The proposed high-speed rail line Nijmegen – Köln would create a new route into Krefeld from the Netherlands. A new line from Krefeld to Düsseldorf is a logical extension of that route. The high-speed line (HSL) would bypass Krefeld itself, but would have a short link to the existing line from Kempen. With a new line across the Rhine, trains from Nijmegen could leave the HSL, serve Krefeld, and then continue to Düsseldorf. The new line would also give the existing regional line from Kleve (Linksniederrheinische Strecke), a more direct route into Düsseldorf.
The proposed HSL Venlo – Neuss would also create a new route into Krefeld. It would connect to the Viersen – Krefeld line at Anrath. In that case, however, it is more logical that trains from Venlo continue toward Duisburg over existing lines.
Existing routes Krefeld – Düsseldorf
There is no direct rail connection from Krefeld to Düsseldorf, at least no mainline railway. The Stadtbahn Düsseldorf has two lines to Krefeld, U70 and U76. Despite the U prefix, only the central Düsseldorf section is in tunnel. With 25 intermediate stations on the 23-km route, this line is not intended for fast travel between city centres. Built in 1898 as an interurban tram line, it is unsuitable for any other type of service.
Otherwise, travel from Krefeld to Düsseldorf requires a detour. The shortest route is south to Neuss, and then across the Rhine into Düsseldorf. It is also possible to go northeast to Duisburg, and then south to Düsseldorf. That route passes Düsseldorf Airport, the third largest in Germany. However, Bahnhof Düsseldorf Flughafen has a peripheral location, with a people-mover connection to the terminals.
There were plans for a new S-Bahn line S22, from the airport terminal across the Rhine, to Meerbusch on the Neuss – Krefeld line. That would have connected Krefeld to Düsseldorf, but again via an indirect route: the plans have been abandoned anyway.
The ideal route would be from Düsseldorf, via the airport, to Krefeld. That would require a new station under the terminal and under the existing S-Bahn station, aligned roughly northwest to southeast, with a tunnel under the runways. That seems impossible to build under a functioning airport. There is no point in building a second peripheral station, so the best option is to use the existing line past the airport, and the existing Düsseldorf Flughafen station. Trains would therefore use the main Düsseldorf – Duisburg line for 8 km, to that station. It has sufficient capacity: two platforms for the S-Bahn Rhein-Ruhr, and four tracks for the main line.

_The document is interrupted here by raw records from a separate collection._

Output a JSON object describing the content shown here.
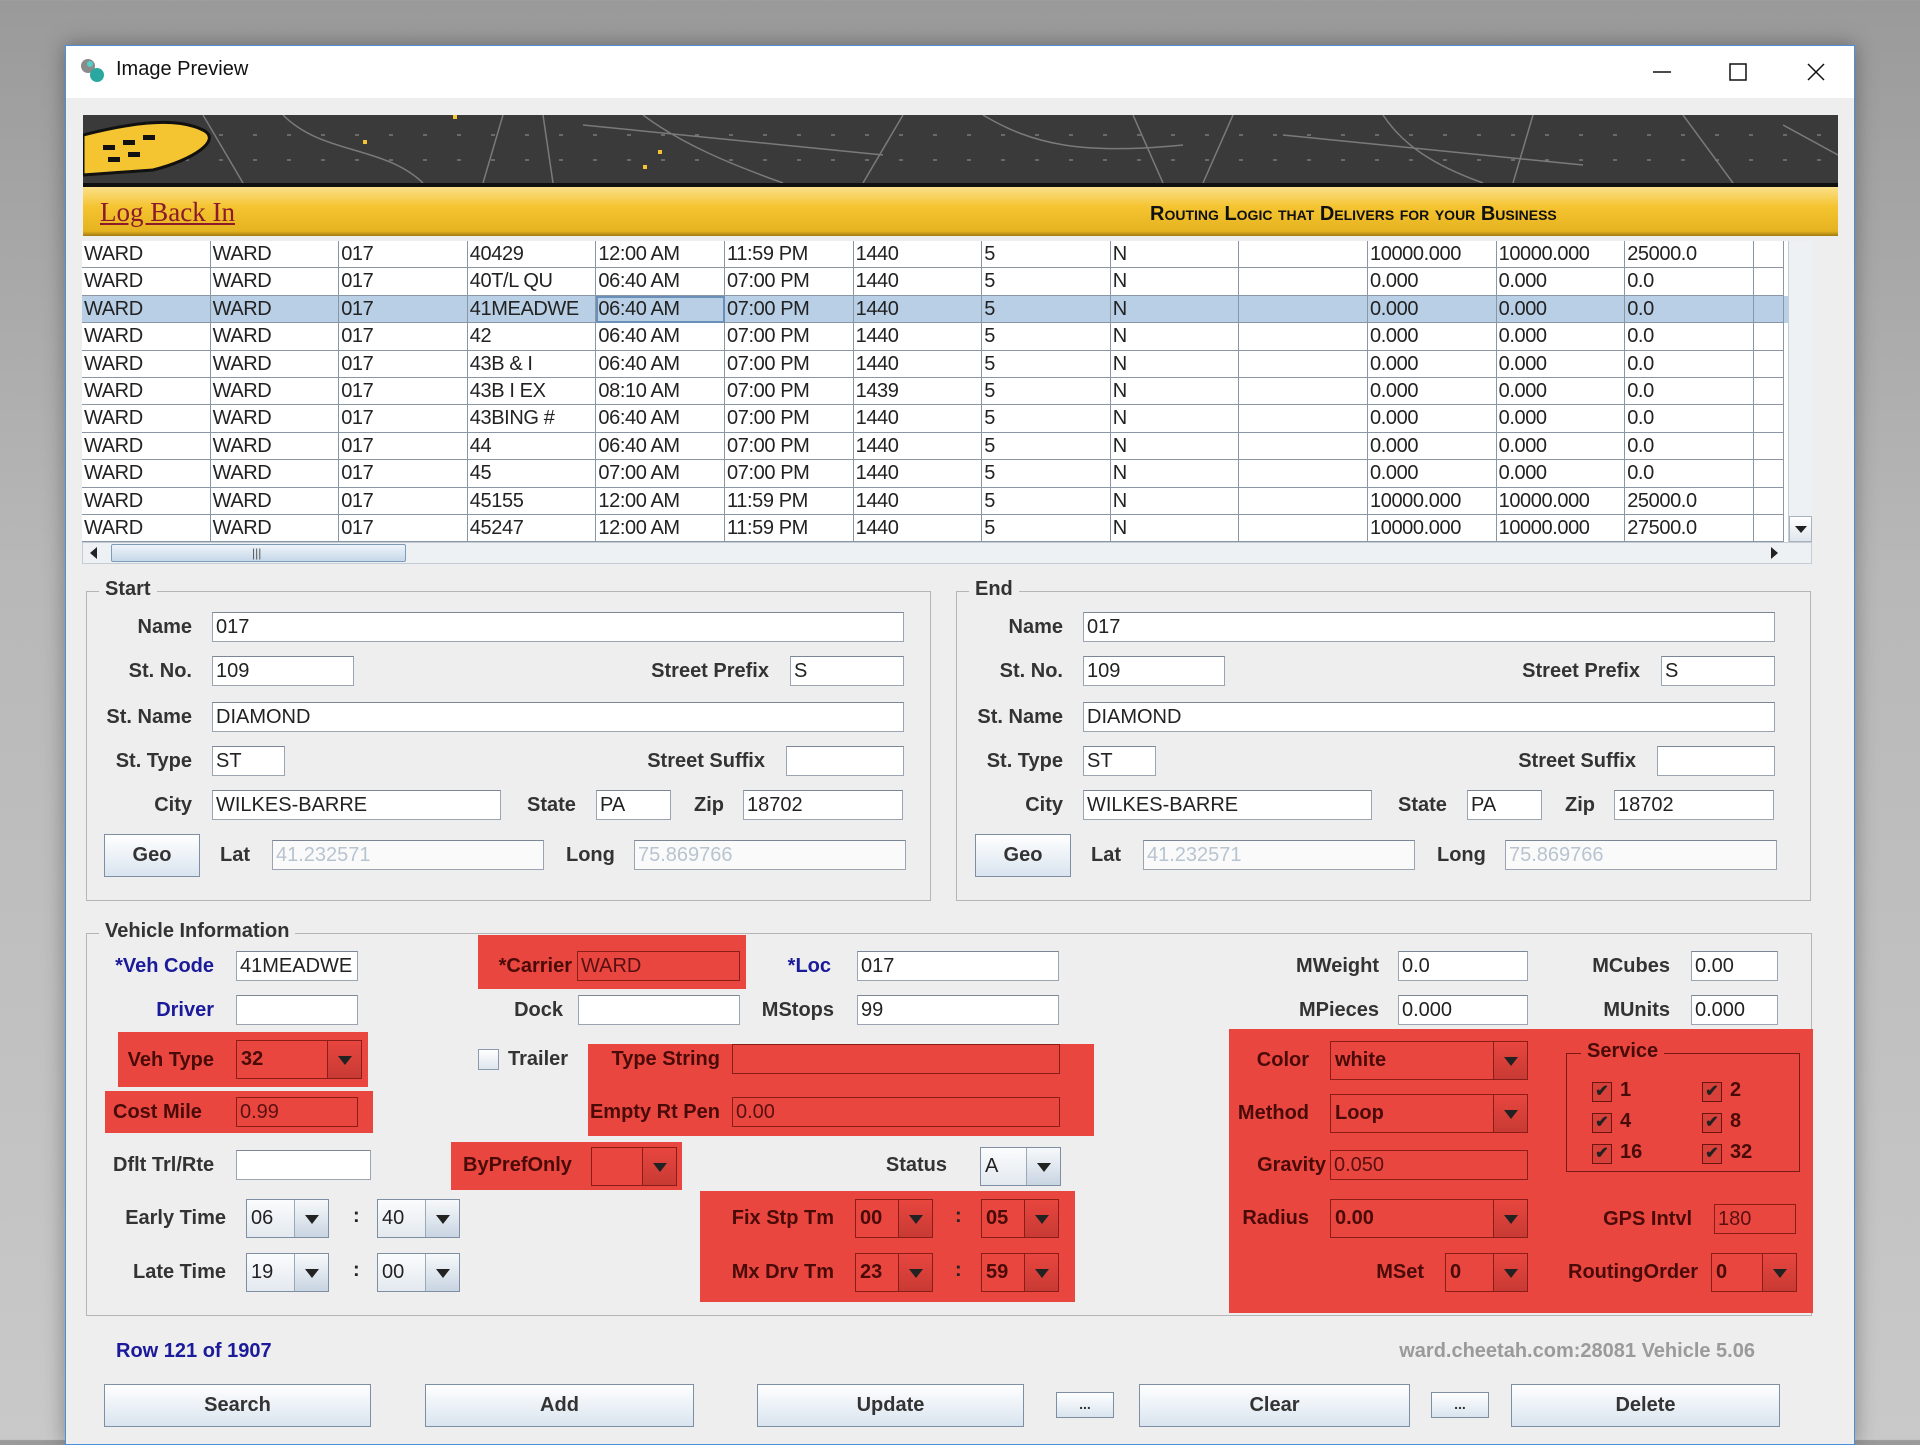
{
  "window": {
    "title": "Image Preview",
    "icon": "app-icon",
    "controls": [
      "minimize-icon",
      "maximize-icon",
      "close-icon"
    ]
  },
  "header": {
    "login_link": "Log Back In",
    "tagline": "Routing Logic that Delivers for your Business",
    "accent": "#f5c431"
  },
  "table": {
    "selected_row": 2,
    "rows": [
      [
        "WARD",
        "WARD",
        "017",
        "40429",
        "12:00 AM",
        "11:59 PM",
        "1440",
        "5",
        "N",
        "",
        "10000.000",
        "10000.000",
        "25000.0",
        ""
      ],
      [
        "WARD",
        "WARD",
        "017",
        "40T/L QU",
        "06:40 AM",
        "07:00 PM",
        "1440",
        "5",
        "N",
        "",
        "0.000",
        "0.000",
        "0.0",
        ""
      ],
      [
        "WARD",
        "WARD",
        "017",
        "41MEADWE",
        "06:40 AM",
        "07:00 PM",
        "1440",
        "5",
        "N",
        "",
        "0.000",
        "0.000",
        "0.0",
        ""
      ],
      [
        "WARD",
        "WARD",
        "017",
        "42",
        "06:40 AM",
        "07:00 PM",
        "1440",
        "5",
        "N",
        "",
        "0.000",
        "0.000",
        "0.0",
        ""
      ],
      [
        "WARD",
        "WARD",
        "017",
        "43B & I",
        "06:40 AM",
        "07:00 PM",
        "1440",
        "5",
        "N",
        "",
        "0.000",
        "0.000",
        "0.0",
        ""
      ],
      [
        "WARD",
        "WARD",
        "017",
        "43B I EX",
        "08:10 AM",
        "07:00 PM",
        "1439",
        "5",
        "N",
        "",
        "0.000",
        "0.000",
        "0.0",
        ""
      ],
      [
        "WARD",
        "WARD",
        "017",
        "43BING #",
        "06:40 AM",
        "07:00 PM",
        "1440",
        "5",
        "N",
        "",
        "0.000",
        "0.000",
        "0.0",
        ""
      ],
      [
        "WARD",
        "WARD",
        "017",
        "44",
        "06:40 AM",
        "07:00 PM",
        "1440",
        "5",
        "N",
        "",
        "0.000",
        "0.000",
        "0.0",
        ""
      ],
      [
        "WARD",
        "WARD",
        "017",
        "45",
        "07:00 AM",
        "07:00 PM",
        "1440",
        "5",
        "N",
        "",
        "0.000",
        "0.000",
        "0.0",
        ""
      ],
      [
        "WARD",
        "WARD",
        "017",
        "45155",
        "12:00 AM",
        "11:59 PM",
        "1440",
        "5",
        "N",
        "",
        "10000.000",
        "10000.000",
        "25000.0",
        ""
      ],
      [
        "WARD",
        "WARD",
        "017",
        "45247",
        "12:00 AM",
        "11:59 PM",
        "1440",
        "5",
        "N",
        "",
        "10000.000",
        "10000.000",
        "27500.0",
        ""
      ]
    ]
  },
  "start": {
    "title": "Start",
    "labels": {
      "name": "Name",
      "stno": "St. No.",
      "prefix": "Street Prefix",
      "stname": "St. Name",
      "sttype": "St. Type",
      "suffix": "Street Suffix",
      "city": "City",
      "state": "State",
      "zip": "Zip",
      "lat": "Lat",
      "long": "Long"
    },
    "geo": "Geo",
    "name": "017",
    "stno": "109",
    "prefix": "S",
    "stname": "DIAMOND",
    "sttype": "ST",
    "suffix": "",
    "city": "WILKES-BARRE",
    "state": "PA",
    "zip": "18702",
    "lat": "41.232571",
    "long": "75.869766"
  },
  "end": {
    "title": "End",
    "labels": {
      "name": "Name",
      "stno": "St. No.",
      "prefix": "Street Prefix",
      "stname": "St. Name",
      "sttype": "St. Type",
      "suffix": "Street Suffix",
      "city": "City",
      "state": "State",
      "zip": "Zip",
      "lat": "Lat",
      "long": "Long"
    },
    "geo": "Geo",
    "name": "017",
    "stno": "109",
    "prefix": "S",
    "stname": "DIAMOND",
    "sttype": "ST",
    "suffix": "",
    "city": "WILKES-BARRE",
    "state": "PA",
    "zip": "18702",
    "lat": "41.232571",
    "long": "75.869766"
  },
  "vehicle": {
    "title": "Vehicle Information",
    "veh_code_label": "*Veh Code",
    "veh_code": "41MEADWE",
    "carrier_label": "*Carrier",
    "carrier": "WARD",
    "loc_label": "*Loc",
    "loc": "017",
    "mweight_label": "MWeight",
    "mweight": "0.0",
    "mcubes_label": "MCubes",
    "mcubes": "0.00",
    "driver_label": "Driver",
    "driver": "",
    "dock_label": "Dock",
    "dock": "",
    "mstops_label": "MStops",
    "mstops": "99",
    "mpieces_label": "MPieces",
    "mpieces": "0.000",
    "munits_label": "MUnits",
    "munits": "0.000",
    "veh_type_label": "Veh Type",
    "veh_type": "32",
    "trailer_label": "Trailer",
    "trailer_checked": false,
    "type_string_label": "Type String",
    "type_string": "",
    "cost_mile_label": "Cost Mile",
    "cost_mile": "0.99",
    "empty_rt_pen_label": "Empty Rt Pen",
    "empty_rt_pen": "0.00",
    "dflt_label": "Dflt Trl/Rte",
    "dflt": "",
    "bypref_label": "ByPrefOnly",
    "bypref": "",
    "status_label": "Status",
    "status": "A",
    "early_label": "Early Time",
    "early_h": "06",
    "early_m": "40",
    "late_label": "Late Time",
    "late_h": "19",
    "late_m": "00",
    "colon": ":",
    "fix_label": "Fix Stp Tm",
    "fix_h": "00",
    "fix_m": "05",
    "mxdrv_label": "Mx Drv Tm",
    "mxdrv_h": "23",
    "mxdrv_m": "59",
    "color_label": "Color",
    "color": "white",
    "method_label": "Method",
    "method": "Loop",
    "gravity_label": "Gravity",
    "gravity": "0.050",
    "radius_label": "Radius",
    "radius": "0.00",
    "mset_label": "MSet",
    "mset": "0",
    "gps_label": "GPS Intvl",
    "gps": "180",
    "routing_label": "RoutingOrder",
    "routing": "0",
    "service_title": "Service",
    "service": [
      {
        "label": "1",
        "checked": true
      },
      {
        "label": "2",
        "checked": true
      },
      {
        "label": "4",
        "checked": true
      },
      {
        "label": "8",
        "checked": true
      },
      {
        "label": "16",
        "checked": true
      },
      {
        "label": "32",
        "checked": true
      }
    ],
    "highlight_color": "#e8463f"
  },
  "footer": {
    "row_status": "Row 121 of 1907",
    "server": "ward.cheetah.com:28081 Vehicle 5.06",
    "buttons": {
      "search": "Search",
      "add": "Add",
      "update": "Update",
      "more1": "...",
      "clear": "Clear",
      "more2": "...",
      "delete": "Delete"
    }
  }
}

A new alignment to Krefeld would diverge from the main line at the airport perimeter, and turn west to cross the Rhine. It would join the line into Krefeld at the Oppum rail junction, about 3 km from Krefeld Hauptbahnhof. The exact alignment would be determined by the built-up areas, and possibly by the local geology. Certainly the Rhine would be crossed in tunnel, somewhere between Wittlaer and Kaiserswerth. To pass under the built-up area here, the entire alignment on the east bank could be in tunnel.
On the west bank, the line would probably pass under Nierst: it would still be in deep tunnel here, so close to the river. After that, the line would pass between Gellep-Stratum and Lank, toward Oppum. This is an agricultural area, so the line could be on surface.
Close to Oppum the line must cross a new commercial zone. Some demolition will be inevitable here, but that can be minimised by following the Heinrich-Malina Strasse. This section would be in cut-and-cover tunnel, ending at a grade-separated junction with the line from Duisburg. It would be logical to reconstruct the entire three-way junction at Oppum. If there is insufficient space, then the new line might continue in tunnel alongside Krefeld-Oppum station, joining the existing four-track section west of the station.
The new alignment would be about 13 km long. Krefeld would then be 17 km from Düsseldorf Flughafen station, and 25 km from Düsseldorf Hauptbahnhof. The route would have two intermediate stations: Düsseldorf Flughafen and Oppum (if the junction design allows access to the platforms).
The constraints on the alignment will limit high speeds, but the journey time should be under 12 minutes. For the HSL, the new line would create two routes from Nijmegen to Köln: one via Neuss, and one via Krefeld and Düsseldorf. Some high-speed trains might stop at Düsseldorf Flughafen station. All regional services from the Linksniederrheinische Strecke would certainly stop at the airport.